Trump’s nominee to be Secretary of Health and Human Services, Rep. Tom Price (R-Georgia), is an orthopedic surgeon and six-term congressman who has introduced several bills to repeal and replace the Affordable Care Act.

Price’s latest legislation, The Empowering Patients First Act, would do away with Obamacare and create incentives for people to contribute to health savings accounts, offer grants to states to subsidize insurance for "high-risk populations" and allow insurers to sell policies across state lines.

Peter Lee, executive director of Covered California, said he’s met Price many times and is committed to finding common ground.
 
"He’s a physician, he cares about patients," he told KPCC. "He has a strong market bent, but as a doctor, I’m hopeful he’ll listen to the evidence" regarding the Affordable Care Act's benefits.

Lee is also trying to stay optimistic about Seema Verma, Trump’s choice to head the agency that oversees Medicare and Medicaid.

Verma is known for her work in Indiana with Vice President-elect Mike Pence, whose gubernatorial administration required Medicaid recipients to pay premiums and track their compliance with healthy behaviors.

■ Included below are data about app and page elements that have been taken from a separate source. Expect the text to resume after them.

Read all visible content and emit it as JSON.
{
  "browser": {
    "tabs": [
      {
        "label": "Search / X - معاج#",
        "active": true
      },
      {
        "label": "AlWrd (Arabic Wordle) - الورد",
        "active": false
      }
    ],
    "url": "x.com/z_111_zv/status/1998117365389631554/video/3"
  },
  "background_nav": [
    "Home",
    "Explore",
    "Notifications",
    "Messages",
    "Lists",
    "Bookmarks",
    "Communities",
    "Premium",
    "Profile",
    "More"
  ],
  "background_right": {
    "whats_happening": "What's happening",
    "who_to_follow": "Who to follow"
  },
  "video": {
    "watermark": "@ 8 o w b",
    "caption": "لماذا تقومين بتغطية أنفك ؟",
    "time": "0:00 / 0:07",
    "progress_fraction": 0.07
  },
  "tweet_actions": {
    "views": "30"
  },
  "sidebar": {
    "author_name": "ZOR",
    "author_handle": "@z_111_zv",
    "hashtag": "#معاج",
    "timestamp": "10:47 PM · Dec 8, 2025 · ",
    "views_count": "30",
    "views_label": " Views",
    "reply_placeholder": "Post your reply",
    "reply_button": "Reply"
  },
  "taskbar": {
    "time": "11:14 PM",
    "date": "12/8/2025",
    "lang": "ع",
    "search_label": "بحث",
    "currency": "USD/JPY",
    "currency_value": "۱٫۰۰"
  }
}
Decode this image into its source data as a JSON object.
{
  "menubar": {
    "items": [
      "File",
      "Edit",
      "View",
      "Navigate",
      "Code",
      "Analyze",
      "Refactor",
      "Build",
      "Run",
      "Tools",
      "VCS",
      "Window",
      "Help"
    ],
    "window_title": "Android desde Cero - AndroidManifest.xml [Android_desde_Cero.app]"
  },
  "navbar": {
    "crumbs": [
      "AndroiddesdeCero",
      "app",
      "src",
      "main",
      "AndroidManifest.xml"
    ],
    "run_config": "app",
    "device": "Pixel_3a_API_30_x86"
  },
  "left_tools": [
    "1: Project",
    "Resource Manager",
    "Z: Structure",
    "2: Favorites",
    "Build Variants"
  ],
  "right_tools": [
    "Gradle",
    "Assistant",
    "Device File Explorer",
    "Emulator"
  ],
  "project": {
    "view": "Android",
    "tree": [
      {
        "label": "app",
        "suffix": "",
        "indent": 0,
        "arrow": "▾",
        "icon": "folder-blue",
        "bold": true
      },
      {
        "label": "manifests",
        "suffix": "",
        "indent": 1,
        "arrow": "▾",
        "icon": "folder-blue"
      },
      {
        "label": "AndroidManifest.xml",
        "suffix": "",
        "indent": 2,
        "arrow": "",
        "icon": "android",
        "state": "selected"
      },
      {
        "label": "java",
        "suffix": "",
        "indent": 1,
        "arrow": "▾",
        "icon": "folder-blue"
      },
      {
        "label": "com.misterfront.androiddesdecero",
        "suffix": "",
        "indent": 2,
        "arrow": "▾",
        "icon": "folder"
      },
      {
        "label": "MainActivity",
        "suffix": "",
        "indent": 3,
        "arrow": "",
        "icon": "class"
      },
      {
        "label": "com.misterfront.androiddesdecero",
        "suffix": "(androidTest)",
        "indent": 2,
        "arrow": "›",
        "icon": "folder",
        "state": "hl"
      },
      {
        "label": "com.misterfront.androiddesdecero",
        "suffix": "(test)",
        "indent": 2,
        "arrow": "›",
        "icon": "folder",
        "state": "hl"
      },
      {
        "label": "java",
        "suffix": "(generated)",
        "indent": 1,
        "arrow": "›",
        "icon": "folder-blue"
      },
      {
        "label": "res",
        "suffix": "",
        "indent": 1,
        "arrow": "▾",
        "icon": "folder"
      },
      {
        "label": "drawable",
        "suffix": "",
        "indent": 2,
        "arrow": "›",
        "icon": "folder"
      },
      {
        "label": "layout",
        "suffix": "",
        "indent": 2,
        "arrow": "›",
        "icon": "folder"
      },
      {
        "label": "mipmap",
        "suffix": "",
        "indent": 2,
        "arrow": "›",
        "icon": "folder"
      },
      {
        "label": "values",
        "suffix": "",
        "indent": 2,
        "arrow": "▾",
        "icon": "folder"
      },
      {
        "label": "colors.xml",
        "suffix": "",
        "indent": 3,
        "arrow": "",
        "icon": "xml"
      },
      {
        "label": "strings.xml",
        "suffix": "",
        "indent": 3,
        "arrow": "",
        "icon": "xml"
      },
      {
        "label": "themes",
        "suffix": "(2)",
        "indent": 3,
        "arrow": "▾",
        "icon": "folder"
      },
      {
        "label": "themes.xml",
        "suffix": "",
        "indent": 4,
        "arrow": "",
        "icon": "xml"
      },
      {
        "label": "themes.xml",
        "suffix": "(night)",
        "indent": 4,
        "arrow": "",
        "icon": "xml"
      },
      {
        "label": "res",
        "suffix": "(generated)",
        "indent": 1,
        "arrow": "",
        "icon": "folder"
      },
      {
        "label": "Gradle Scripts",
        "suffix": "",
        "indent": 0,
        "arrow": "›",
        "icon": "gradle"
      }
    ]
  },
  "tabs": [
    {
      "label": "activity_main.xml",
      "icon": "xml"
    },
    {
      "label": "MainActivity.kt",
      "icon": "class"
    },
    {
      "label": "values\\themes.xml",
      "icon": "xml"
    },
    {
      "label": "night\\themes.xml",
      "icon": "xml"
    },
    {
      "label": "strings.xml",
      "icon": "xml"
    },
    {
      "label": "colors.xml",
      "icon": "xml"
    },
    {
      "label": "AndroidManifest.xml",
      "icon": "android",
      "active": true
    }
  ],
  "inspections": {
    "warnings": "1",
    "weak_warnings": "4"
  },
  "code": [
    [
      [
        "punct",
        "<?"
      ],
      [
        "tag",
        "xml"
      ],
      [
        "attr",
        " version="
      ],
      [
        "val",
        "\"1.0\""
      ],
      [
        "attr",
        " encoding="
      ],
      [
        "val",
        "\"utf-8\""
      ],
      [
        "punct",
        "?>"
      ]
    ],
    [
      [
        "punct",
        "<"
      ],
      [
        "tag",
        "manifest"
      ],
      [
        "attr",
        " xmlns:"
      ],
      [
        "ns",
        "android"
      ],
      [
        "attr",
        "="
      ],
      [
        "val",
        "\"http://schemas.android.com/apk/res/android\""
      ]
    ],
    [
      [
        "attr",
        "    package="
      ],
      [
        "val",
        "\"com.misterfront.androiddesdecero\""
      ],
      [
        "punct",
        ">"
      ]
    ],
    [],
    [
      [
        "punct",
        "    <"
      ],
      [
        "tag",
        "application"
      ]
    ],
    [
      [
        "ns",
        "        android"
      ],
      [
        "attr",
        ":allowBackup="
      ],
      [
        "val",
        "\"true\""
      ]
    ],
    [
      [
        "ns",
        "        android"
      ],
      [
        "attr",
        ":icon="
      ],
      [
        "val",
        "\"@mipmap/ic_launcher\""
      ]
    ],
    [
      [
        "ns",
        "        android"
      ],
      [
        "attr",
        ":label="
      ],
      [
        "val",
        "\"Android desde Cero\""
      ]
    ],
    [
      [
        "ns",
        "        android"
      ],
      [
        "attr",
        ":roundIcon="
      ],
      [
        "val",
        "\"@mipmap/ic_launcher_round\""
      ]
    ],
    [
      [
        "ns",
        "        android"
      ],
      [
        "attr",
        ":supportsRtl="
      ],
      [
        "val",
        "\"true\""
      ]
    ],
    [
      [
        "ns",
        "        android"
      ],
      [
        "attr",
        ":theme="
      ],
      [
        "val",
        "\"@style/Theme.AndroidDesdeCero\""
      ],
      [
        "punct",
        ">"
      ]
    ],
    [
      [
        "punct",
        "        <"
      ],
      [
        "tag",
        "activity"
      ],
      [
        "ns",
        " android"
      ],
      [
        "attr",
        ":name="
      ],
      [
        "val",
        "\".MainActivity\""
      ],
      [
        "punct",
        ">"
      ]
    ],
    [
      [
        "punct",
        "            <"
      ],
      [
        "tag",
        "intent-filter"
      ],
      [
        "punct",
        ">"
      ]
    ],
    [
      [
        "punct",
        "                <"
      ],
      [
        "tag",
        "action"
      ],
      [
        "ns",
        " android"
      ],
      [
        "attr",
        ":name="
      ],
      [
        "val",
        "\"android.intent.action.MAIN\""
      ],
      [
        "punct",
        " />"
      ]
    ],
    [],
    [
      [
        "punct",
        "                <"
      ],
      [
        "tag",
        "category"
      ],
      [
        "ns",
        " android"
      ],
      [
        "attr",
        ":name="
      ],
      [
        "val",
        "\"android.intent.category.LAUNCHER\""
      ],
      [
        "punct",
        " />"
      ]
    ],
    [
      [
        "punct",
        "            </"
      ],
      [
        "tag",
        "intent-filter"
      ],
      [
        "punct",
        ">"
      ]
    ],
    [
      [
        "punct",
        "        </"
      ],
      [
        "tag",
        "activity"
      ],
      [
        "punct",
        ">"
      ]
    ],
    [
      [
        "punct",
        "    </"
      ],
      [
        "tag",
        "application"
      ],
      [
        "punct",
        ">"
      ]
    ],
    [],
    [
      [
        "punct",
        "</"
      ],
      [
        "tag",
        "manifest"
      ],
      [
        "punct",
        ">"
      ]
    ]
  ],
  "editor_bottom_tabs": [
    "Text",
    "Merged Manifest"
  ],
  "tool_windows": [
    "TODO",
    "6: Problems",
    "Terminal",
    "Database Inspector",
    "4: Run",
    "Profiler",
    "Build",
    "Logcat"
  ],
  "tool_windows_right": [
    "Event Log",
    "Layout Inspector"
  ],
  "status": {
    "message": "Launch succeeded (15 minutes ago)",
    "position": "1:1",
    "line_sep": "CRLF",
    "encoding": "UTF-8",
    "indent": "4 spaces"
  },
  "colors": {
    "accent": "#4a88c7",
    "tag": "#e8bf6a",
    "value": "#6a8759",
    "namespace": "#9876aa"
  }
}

"She's known to be pretty conservative," Lee said, "but a pragmatist."

Lee said Covered California officials will be trying to meet with Verma and Price in the coming weeks to offer "a California perspective" on the Affordable Care Act.

Under the health law, about 5 million Californians have gotten health insurance, either through the expansion of Medicaid - Medi-Cal in the Golden State - or through subsidized private policies bought through the Covered California exchange.

Studies predict that the number of uninsured Californians will more than double if Obamacare is repealed. Researchers also estimate that California stands to lose more $15 billion annually that the state’s been getting for the Medi-Cal expansion and private insurance subsidies - more than any other state.